This is on the left side.  The primary shoe’s clip is in place.

Now the secondary shoe’s clip is in place. and the wheel cylinder push rods are seated.  I used the brake lubricant on the shoe contact points on the backing plate, on the adjuster ends, on the wheel cylinder push rods and on the centering block at the top between the shoes.  There is a little arrow  on the centering block which should point to the front so that the curved side is facing the primary shoe.

The top springs are always a bit of a grunt.  I’m sure there is a special too for the job but, that’s something I don’t have.  I used to use a big screw driver to try and slip them over the post but it was hit and miss.  What seems to work not too bad is a small set of vice grips.  I grab the end of the hook close to the coils and …

… pull the end over the post.  Oh yes.  I had to take this spring back off because I forgot to put on the shoe retainer.  You can see it below.

Next was the install of the self adjuster.  The sequence is to install the post and bracket first. Then hook the top rod in the bracket and then snap the other end over the top post. Then hook the lower rod in the bracket and  pull up the adjuster arm on the bottom until the rod’s  lower loop slips into the slot on the adjuster arm.

Next will be the brake drums with new bearings.  This won’t happen for a day or two as the bearing I thought would fit didn’t.  New ones are on the way and I should be able to pick them up on Monday.

 

Wheel cylinder install – easy peezie

I didn’t say much about putting on the backing plates because it’s pretty straight forward.  That is except for trying to hold the nuts behind the plate while putting 30 lbs torque on the bolts.  The heads are recessed and it’s hard to hold a wrench on them and sockets don’t go in far enough to hold – not one of Studebakers better ideas!  Got her done finally with some thread lock on the bolts.  I use the stuff everywhere, even with lock washers in place.  Just an extra bit of security.

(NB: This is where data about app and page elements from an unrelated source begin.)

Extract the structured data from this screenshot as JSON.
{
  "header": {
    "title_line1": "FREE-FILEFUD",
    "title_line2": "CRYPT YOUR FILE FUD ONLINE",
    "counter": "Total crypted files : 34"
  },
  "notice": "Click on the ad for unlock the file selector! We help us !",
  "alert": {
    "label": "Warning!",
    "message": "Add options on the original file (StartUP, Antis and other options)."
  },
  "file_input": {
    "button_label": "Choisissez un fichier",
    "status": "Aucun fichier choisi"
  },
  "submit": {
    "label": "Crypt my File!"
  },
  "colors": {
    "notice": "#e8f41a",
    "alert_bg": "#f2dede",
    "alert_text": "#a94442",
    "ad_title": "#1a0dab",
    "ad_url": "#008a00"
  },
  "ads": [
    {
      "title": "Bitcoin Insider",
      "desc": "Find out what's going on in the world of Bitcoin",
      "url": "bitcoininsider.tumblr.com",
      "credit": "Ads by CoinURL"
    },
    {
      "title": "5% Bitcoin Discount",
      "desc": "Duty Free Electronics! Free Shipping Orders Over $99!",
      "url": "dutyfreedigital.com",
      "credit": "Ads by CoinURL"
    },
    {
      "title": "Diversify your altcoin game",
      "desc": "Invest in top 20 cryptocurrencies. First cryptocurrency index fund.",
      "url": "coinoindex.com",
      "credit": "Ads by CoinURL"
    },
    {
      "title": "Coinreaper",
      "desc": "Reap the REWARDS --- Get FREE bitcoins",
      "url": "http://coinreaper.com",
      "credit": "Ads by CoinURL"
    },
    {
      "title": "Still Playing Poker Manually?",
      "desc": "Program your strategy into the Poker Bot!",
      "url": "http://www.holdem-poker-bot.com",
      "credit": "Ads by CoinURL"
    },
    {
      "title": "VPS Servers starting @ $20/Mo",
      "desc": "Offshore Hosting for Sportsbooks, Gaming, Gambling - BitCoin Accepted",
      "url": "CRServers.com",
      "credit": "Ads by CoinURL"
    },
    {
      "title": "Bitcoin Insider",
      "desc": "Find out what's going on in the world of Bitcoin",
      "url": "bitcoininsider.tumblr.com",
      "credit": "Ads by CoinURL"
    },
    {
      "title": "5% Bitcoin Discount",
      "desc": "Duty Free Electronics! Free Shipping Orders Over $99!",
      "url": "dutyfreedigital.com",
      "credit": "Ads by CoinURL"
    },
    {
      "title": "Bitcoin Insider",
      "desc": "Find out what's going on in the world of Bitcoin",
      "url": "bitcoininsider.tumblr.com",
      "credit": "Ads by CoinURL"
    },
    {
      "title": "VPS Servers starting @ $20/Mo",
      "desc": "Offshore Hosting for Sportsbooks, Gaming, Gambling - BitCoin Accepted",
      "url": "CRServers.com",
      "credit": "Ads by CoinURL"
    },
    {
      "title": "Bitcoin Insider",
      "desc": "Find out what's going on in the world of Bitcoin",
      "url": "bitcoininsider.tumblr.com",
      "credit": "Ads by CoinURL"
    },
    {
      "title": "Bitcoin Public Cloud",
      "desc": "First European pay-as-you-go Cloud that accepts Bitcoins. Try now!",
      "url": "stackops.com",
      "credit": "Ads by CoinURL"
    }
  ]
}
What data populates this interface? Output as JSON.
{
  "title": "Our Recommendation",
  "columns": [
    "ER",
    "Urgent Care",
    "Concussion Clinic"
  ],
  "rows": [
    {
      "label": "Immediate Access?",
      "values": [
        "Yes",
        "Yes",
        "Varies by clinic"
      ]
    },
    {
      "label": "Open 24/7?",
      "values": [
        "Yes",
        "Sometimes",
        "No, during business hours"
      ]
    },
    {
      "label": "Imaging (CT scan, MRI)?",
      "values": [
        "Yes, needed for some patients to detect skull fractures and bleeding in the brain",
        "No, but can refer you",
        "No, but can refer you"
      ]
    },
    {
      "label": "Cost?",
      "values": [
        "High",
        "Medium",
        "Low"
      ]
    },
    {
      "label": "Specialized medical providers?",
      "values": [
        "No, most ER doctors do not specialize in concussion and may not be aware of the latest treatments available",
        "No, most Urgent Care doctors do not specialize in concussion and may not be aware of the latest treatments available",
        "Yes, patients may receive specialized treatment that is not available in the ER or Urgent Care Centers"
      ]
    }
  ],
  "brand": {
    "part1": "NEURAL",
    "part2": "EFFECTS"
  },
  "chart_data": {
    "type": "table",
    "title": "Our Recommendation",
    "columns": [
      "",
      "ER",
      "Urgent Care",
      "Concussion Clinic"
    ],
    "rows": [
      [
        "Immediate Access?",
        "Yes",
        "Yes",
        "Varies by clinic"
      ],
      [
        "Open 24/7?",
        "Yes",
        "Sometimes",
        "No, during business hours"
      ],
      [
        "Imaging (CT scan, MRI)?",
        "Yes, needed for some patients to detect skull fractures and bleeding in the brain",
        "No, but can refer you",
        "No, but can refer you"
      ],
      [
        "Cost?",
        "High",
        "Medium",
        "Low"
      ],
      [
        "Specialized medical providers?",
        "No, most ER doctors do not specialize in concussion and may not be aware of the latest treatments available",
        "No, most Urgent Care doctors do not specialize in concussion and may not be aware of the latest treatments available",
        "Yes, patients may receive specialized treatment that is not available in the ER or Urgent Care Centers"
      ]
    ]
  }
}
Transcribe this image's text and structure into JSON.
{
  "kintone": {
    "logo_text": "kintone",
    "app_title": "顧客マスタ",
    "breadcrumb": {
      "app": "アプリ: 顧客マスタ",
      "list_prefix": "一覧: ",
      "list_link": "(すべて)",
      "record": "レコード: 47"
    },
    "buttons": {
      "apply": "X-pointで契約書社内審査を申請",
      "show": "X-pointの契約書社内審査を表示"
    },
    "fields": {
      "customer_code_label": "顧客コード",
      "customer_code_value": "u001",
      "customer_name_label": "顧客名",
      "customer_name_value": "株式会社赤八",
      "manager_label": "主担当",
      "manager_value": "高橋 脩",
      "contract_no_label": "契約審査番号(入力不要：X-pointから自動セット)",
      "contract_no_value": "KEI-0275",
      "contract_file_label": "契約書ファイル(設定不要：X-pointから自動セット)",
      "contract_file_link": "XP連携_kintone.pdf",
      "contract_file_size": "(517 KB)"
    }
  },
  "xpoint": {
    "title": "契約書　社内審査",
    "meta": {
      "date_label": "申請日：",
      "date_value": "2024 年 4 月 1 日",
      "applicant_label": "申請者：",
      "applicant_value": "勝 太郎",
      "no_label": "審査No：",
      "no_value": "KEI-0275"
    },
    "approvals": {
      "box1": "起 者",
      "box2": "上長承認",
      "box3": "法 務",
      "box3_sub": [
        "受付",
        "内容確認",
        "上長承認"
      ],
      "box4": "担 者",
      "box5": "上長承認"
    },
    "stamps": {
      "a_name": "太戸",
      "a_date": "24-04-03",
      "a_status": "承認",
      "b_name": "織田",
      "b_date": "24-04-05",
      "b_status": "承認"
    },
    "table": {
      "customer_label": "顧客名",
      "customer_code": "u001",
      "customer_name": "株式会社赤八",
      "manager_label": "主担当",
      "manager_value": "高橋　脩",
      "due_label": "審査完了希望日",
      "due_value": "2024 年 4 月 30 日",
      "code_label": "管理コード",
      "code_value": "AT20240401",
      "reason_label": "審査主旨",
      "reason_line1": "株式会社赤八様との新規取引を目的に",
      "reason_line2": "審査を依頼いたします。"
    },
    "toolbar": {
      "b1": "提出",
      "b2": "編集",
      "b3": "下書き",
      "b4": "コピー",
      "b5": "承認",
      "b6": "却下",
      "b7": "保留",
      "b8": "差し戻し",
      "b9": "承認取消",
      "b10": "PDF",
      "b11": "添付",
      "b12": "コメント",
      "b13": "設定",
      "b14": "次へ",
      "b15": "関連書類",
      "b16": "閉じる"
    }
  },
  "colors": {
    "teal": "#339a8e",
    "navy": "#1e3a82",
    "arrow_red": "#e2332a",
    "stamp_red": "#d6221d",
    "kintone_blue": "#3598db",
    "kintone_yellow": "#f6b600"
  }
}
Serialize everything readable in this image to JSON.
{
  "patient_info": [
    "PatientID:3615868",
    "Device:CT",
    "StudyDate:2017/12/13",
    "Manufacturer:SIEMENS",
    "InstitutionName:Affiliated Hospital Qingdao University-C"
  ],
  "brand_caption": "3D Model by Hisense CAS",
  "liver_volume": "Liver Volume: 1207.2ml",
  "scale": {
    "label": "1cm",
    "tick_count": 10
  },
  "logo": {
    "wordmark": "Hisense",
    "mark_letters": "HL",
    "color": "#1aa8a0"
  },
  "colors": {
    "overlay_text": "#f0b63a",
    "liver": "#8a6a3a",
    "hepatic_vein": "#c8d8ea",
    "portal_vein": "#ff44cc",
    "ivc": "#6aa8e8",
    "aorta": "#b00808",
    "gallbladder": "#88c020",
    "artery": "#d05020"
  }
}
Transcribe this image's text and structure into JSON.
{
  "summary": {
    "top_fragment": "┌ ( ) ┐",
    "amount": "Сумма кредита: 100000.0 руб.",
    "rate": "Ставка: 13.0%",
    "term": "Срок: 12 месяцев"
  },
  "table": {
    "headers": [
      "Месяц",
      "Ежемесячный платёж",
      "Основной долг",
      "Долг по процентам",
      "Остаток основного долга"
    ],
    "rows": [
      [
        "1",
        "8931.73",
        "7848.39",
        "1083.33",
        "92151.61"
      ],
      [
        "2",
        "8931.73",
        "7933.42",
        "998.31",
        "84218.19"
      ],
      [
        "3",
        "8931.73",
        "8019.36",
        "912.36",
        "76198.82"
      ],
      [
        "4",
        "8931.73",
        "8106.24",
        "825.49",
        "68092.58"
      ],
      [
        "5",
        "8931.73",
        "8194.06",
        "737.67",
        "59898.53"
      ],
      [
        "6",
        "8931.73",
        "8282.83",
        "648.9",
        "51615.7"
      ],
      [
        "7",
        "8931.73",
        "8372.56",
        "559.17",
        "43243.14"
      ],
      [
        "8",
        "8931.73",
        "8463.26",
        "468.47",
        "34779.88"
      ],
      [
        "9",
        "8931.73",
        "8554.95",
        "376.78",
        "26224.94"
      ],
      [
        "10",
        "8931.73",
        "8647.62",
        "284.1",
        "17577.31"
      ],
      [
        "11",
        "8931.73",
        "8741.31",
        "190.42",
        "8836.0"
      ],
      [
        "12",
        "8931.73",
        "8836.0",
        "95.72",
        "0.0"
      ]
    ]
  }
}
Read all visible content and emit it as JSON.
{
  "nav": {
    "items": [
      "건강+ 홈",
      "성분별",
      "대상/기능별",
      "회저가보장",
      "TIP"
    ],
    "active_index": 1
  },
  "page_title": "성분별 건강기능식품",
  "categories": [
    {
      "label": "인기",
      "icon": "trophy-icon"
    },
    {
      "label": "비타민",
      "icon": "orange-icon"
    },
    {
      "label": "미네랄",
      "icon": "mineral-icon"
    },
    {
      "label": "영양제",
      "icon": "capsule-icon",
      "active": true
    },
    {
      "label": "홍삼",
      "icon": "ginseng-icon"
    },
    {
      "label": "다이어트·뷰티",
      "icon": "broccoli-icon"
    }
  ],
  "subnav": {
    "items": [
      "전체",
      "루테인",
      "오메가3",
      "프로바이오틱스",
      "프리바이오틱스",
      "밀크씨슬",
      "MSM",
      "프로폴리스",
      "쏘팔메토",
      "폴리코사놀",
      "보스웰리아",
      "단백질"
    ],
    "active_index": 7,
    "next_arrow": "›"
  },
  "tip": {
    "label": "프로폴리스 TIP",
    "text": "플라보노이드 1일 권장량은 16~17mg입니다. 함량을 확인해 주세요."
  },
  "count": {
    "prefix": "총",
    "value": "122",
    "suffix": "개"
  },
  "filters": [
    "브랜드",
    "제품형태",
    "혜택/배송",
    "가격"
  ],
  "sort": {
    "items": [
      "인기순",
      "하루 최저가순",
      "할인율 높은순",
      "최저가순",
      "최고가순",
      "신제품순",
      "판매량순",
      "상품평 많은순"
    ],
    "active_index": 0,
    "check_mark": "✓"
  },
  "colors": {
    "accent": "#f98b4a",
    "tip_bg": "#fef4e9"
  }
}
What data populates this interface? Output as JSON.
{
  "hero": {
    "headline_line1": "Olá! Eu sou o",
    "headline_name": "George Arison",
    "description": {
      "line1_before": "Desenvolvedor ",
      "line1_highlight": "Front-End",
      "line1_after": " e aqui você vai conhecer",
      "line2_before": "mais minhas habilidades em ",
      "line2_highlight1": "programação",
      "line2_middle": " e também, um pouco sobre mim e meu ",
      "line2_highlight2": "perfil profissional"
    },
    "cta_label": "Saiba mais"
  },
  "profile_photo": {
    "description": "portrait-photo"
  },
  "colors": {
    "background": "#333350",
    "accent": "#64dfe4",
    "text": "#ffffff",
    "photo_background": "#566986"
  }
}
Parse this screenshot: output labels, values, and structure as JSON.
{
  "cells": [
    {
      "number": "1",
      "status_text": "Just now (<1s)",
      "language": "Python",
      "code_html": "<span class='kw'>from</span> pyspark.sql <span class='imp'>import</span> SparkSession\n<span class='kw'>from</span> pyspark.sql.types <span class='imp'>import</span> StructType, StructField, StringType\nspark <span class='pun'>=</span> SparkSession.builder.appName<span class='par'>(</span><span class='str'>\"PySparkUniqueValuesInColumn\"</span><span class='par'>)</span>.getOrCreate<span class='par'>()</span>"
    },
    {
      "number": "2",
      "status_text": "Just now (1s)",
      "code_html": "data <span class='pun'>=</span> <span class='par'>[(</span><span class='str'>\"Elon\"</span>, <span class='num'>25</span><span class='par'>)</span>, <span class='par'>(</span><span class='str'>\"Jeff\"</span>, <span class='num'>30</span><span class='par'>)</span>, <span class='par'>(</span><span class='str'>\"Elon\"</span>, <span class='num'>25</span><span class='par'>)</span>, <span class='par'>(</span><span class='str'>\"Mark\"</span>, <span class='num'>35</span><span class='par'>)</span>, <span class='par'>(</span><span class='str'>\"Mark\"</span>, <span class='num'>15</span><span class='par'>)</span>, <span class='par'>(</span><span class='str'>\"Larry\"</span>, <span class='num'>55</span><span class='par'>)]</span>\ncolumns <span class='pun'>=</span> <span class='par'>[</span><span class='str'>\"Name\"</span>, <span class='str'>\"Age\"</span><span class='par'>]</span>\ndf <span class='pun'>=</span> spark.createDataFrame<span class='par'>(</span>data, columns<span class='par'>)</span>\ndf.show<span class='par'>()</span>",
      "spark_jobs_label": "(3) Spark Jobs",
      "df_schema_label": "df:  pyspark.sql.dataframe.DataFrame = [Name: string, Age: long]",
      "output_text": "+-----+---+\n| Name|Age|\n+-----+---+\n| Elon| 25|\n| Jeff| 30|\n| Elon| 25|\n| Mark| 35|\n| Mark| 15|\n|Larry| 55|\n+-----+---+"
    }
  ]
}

I reduced the torque from 35 to 30 lbs to allow for the lubrication of the thread lock liquid.

I have spun  the wheel cylinder onto the end of the brake flex hose.  But before that…

I loosened the flare fitting at the top of the flex brake hose where it is fixed to the frame.  This will allow me to tighten the wheel cylinder onto the hose and then position the hose away from the frame.

Before tightening the hose to the wheel cylinder I removed the bleeder so it wouldn’t get damaged and bolted the wheel cylinder to the backing plate – the attaching nuts are just snug here.

With the hose tight and the wheel cylinder bolts tightened I re-installed the bleeder.

Without making any adjustments the brake hose wanted to hit the frame with the wheels turned.

By turning the flex brake line fitting where it is mounted to the frame at the top it was easy to move the brake hose away from the frame.  Then I tightened up the flare fitting.

And its job done – at least this part.  Believe it or not I’m still painting parts.  The self adjuster parts should be nice and dry for tomorrow’s assembly work.